Exercise details -> All lines in the data that hold the word "Modifica" need copying.

Stored items from a collection

== == ==

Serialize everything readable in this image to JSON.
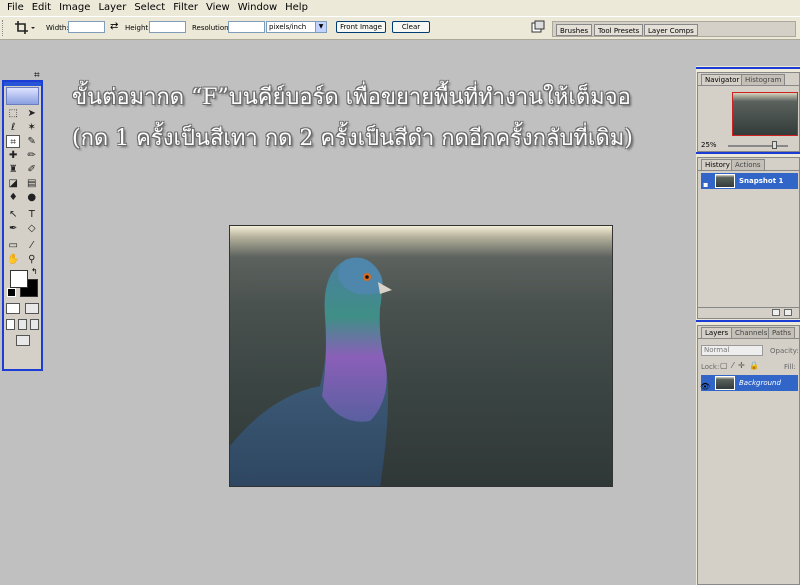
{
  "menu": [
    "File",
    "Edit",
    "Image",
    "Layer",
    "Select",
    "Filter",
    "View",
    "Window",
    "Help"
  ],
  "options_bar": {
    "width_label": "Width:",
    "height_label": "Height:",
    "resolution_label": "Resolution:",
    "resolution_unit": "pixels/inch",
    "front_image_label": "Front Image",
    "clear_label": "Clear"
  },
  "palette_well": {
    "tabs": [
      "Brushes",
      "Tool Presets",
      "Layer Comps"
    ]
  },
  "instruction": {
    "line1": "ขั้นต่อมากด “F”บนคีย์บอร์ด เพื่อขยายพื้นที่ทำงานให้เต็มจอ",
    "line2": "(กด 1 ครั้งเป็นสีเทา กด 2 ครั้งเป็นสีดำ กดอีกครั้งกลับที่เดิม)"
  },
  "navigator": {
    "tabs": [
      "Navigator",
      "Histogram"
    ],
    "zoom": "25%"
  },
  "history": {
    "tabs": [
      "History",
      "Actions"
    ],
    "snapshot_label": "Snapshot 1"
  },
  "layers": {
    "tabs": [
      "Layers",
      "Channels",
      "Paths"
    ],
    "blend_mode": "Normal",
    "opacity_label": "Opacity:",
    "lock_label": "Lock:",
    "fill_label": "Fill:",
    "layer_name": "Background"
  },
  "colors": {
    "accent": "#2855d8",
    "selected_row": "#3166c8",
    "workspace": "#c0c0c0"
  }
}
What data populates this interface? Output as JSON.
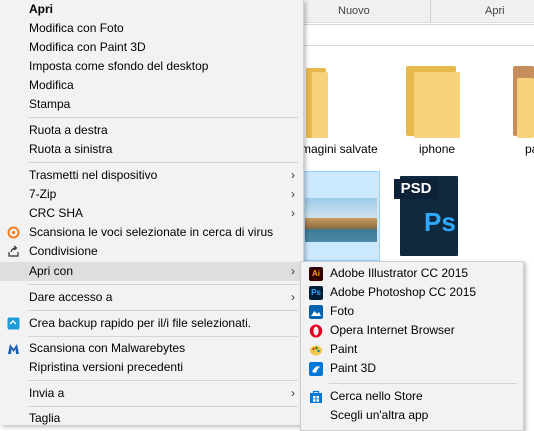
{
  "explorer": {
    "ribbon": [
      "Nuovo",
      "Apri"
    ],
    "tiles": [
      {
        "label": "magini salvate"
      },
      {
        "label": "iphone"
      },
      {
        "label": "pa"
      }
    ],
    "psd_badge": "PSD",
    "ps_badge": "Ps"
  },
  "context_menu": {
    "items": [
      {
        "label": "Apri"
      },
      {
        "label": "Modifica con Foto"
      },
      {
        "label": "Modifica con Paint 3D"
      },
      {
        "label": "Imposta come sfondo del desktop"
      },
      {
        "label": "Modifica"
      },
      {
        "label": "Stampa"
      },
      {
        "label": "Ruota a destra"
      },
      {
        "label": "Ruota a sinistra"
      },
      {
        "label": "Trasmetti nel dispositivo"
      },
      {
        "label": "7-Zip"
      },
      {
        "label": "CRC SHA"
      },
      {
        "label": "Scansiona le voci selezionate in cerca di virus"
      },
      {
        "label": "Condivisione"
      },
      {
        "label": "Apri con"
      },
      {
        "label": "Dare accesso a"
      },
      {
        "label": "Crea backup rapido per il/i file selezionati."
      },
      {
        "label": "Scansiona con Malwarebytes"
      },
      {
        "label": "Ripristina versioni precedenti"
      },
      {
        "label": "Invia a"
      },
      {
        "label": "Taglia"
      }
    ],
    "arrow": "›"
  },
  "open_with_menu": {
    "items": [
      {
        "label": "Adobe Illustrator CC 2015",
        "icon_text": "Ai"
      },
      {
        "label": "Adobe Photoshop CC 2015",
        "icon_text": "Ps"
      },
      {
        "label": "Foto"
      },
      {
        "label": "Opera Internet Browser"
      },
      {
        "label": "Paint"
      },
      {
        "label": "Paint 3D"
      },
      {
        "label": "Cerca nello Store"
      },
      {
        "label": "Scegli un'altra app"
      }
    ]
  },
  "colors": {
    "menu_bg": "#f2f2f2",
    "highlight": "#dedede",
    "illustrator": "#ff7c00",
    "photoshop": "#31a8ff",
    "folder": "#f7d27a"
  }
}
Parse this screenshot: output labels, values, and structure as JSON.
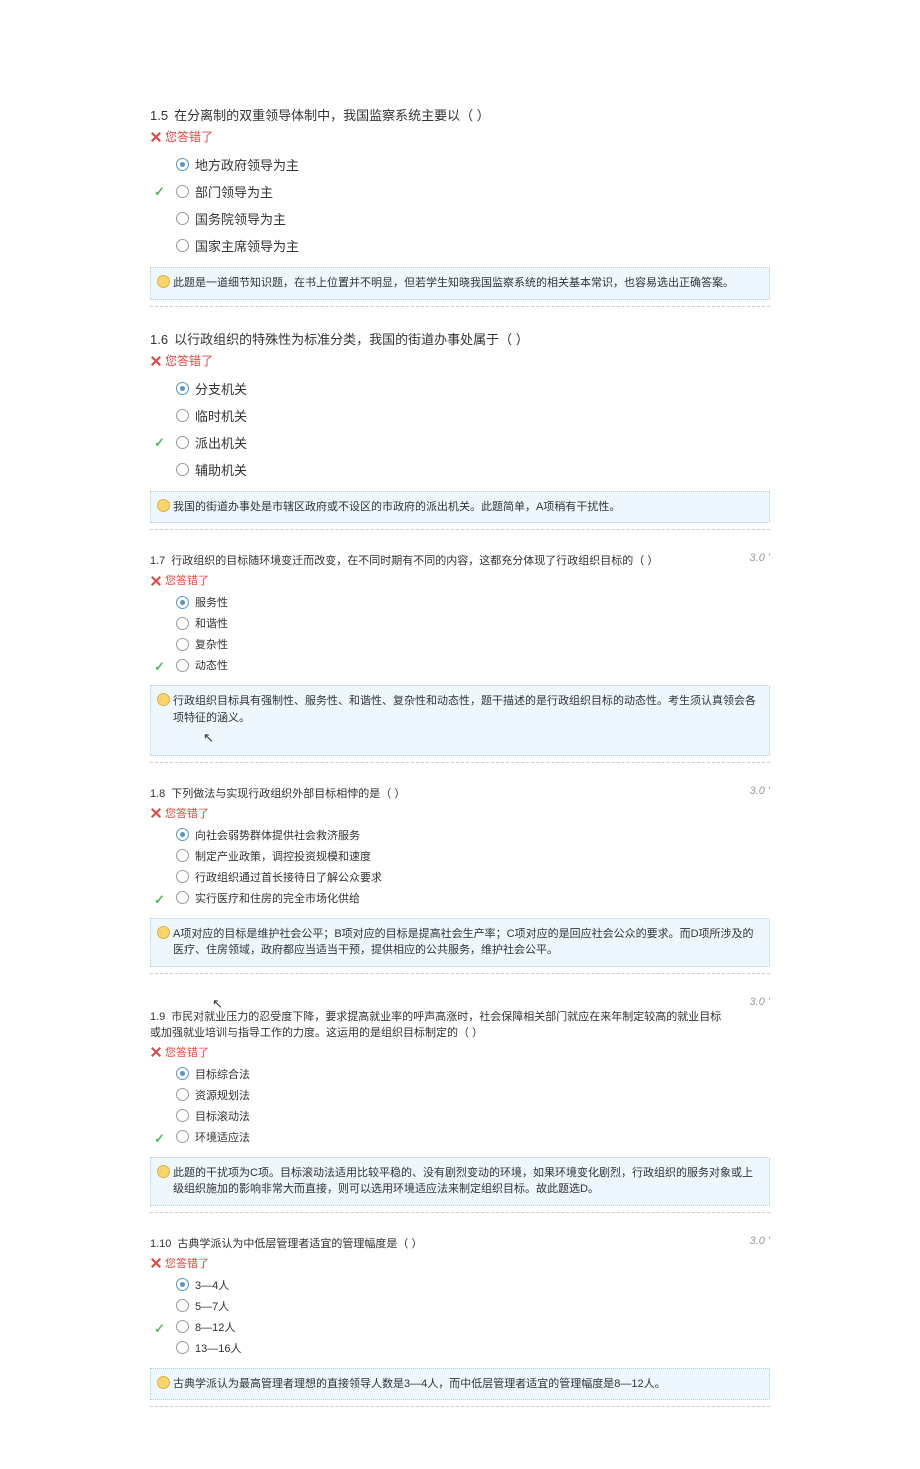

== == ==

Exercise output ->
        "label": "Modifica con Foto"
        "label": "Modifica con Paint 3D"
        "label": "Modifica"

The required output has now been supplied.